Trigger warning policies in college classrooms have been controversial since their inception, with advocates saying they protect students who have had traumatic experiences – primarily sexual assault – from having to relive them as part of their education. Opponents, meanwhile, have argued that trigger warning policies infringe on instructors’ academic freedom and deny students one of the hallmarks of a college education: being made to feel intellectually uncomfortable at times.Some of the comments tell me that the idiocy may be too deeply embedded now for college to survive.
That conversation has now reached law schools, based on an essay by Jeannie Suk, a professor of law at Harvard University, that was recently published by The New Yorker.
In her piece, called “The Trouble with Teaching Rape Law,” Suk argues that increased anxiety among her students and colleagues about discussing complicated sexual assault cases is impeding criminal law professors’ ability to do their jobs well – ultimately at the expense of students and the rape victims whom some of them will eventually represent.
“Student organizations representing women’s interests now routinely advise students that they should not feel pressured to attend or participate in class sessions that focus on the law of sexual violence, and which might therefore be traumatic,” Suk says. “These organizations also ask criminal-law teachers to warn their classes that the rape-law unit might ‘trigger’ traumatic memories. Individual students often ask teachers not to include the law of rape on exams for fear that the material would cause them to perform less well.”
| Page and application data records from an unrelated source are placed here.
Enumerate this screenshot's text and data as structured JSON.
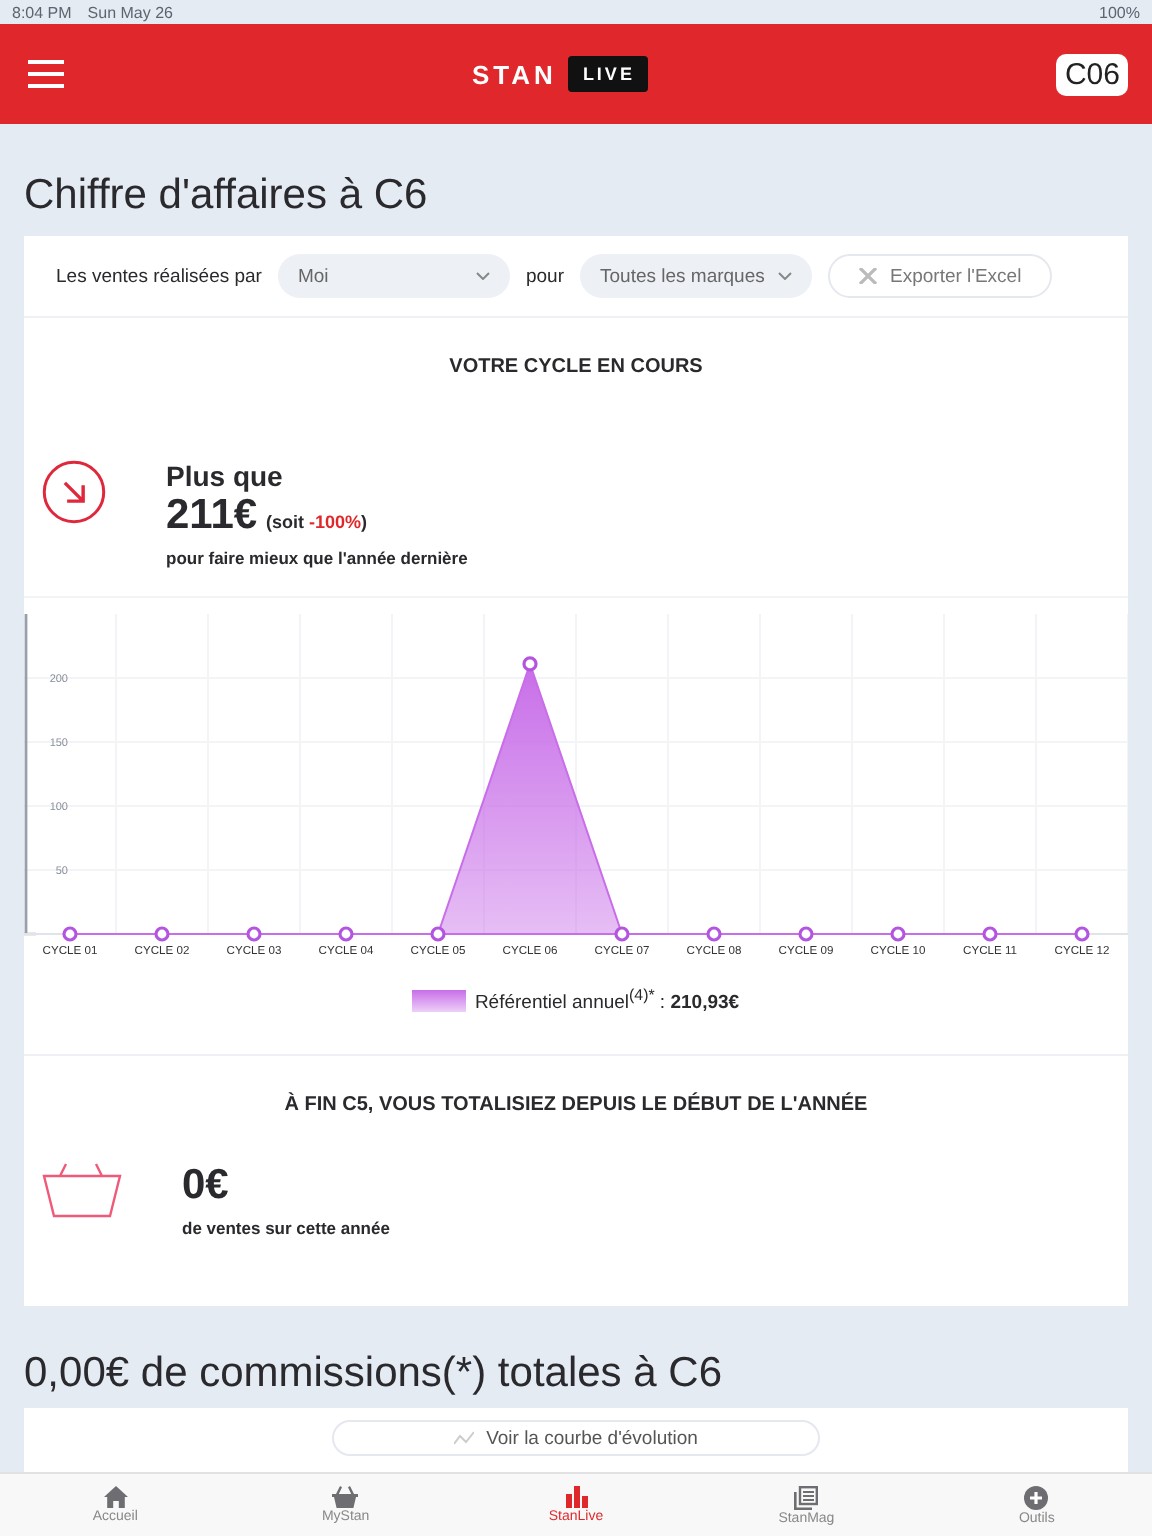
{
  "status_bar": {
    "time": "8:04 PM",
    "date": "Sun May 26",
    "battery": "100%"
  },
  "header": {
    "logo_left": "STAN",
    "logo_right": "LIVE",
    "cycle_badge": "C06"
  },
  "page_title": "Chiffre d'affaires à C6",
  "filters": {
    "label": "Les ventes réalisées par",
    "seller": "Moi",
    "connector": "pour",
    "brand": "Toutes les marques",
    "export_button": "Exporter l'Excel"
  },
  "current_cycle": {
    "heading": "VOTRE CYCLE EN COURS",
    "line1": "Plus que",
    "amount": "211€",
    "soit": "(soit ",
    "percent": "-100%",
    "soit_end": ")",
    "caption": "pour faire mieux que l'année dernière",
    "chart_data": {
      "type": "area",
      "categories": [
        "CYCLE 01",
        "CYCLE 02",
        "CYCLE 03",
        "CYCLE 04",
        "CYCLE 05",
        "CYCLE 06",
        "CYCLE 07",
        "CYCLE 08",
        "CYCLE 09",
        "CYCLE 10",
        "CYCLE 11",
        "CYCLE 12"
      ],
      "ylim": [
        0,
        250
      ],
      "grid": true,
      "yticks": [
        50,
        100,
        150,
        200
      ],
      "series": [
        {
          "name": "Référentiel annuel$^{(4)*}$",
          "color": "#c86ee8",
          "values": [
            0,
            0,
            0,
            0,
            0,
            211,
            0,
            0,
            0,
            0,
            0,
            0
          ]
        }
      ]
    },
    "legend_value": ": **210,93€**"
  },
  "year_total": {
    "heading": "À FIN C5, VOUS TOTALISIEZ DEPUIS LE DÉBUT DE L'ANNÉE",
    "amount": "0€",
    "caption": "de ventes sur cette année"
  },
  "commissions_title": "0,00€ de commissions(*) totales à C6",
  "evolution_button": "Voir la courbe d'évolution",
  "tab_bar": [
    {
      "label": "Accueil",
      "selected": false
    },
    {
      "label": "MyStan",
      "selected": false
    },
    {
      "label": "StanLive",
      "selected": true
    },
    {
      "label": "StanMag",
      "selected": false
    },
    {
      "label": "Outils",
      "selected": false
    }
  ]
}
Wednesday, December 17, 2014
Trigger Warnings in Law School
More proof idiots are running the academy. From 12/17/14 Inside Higher Ed: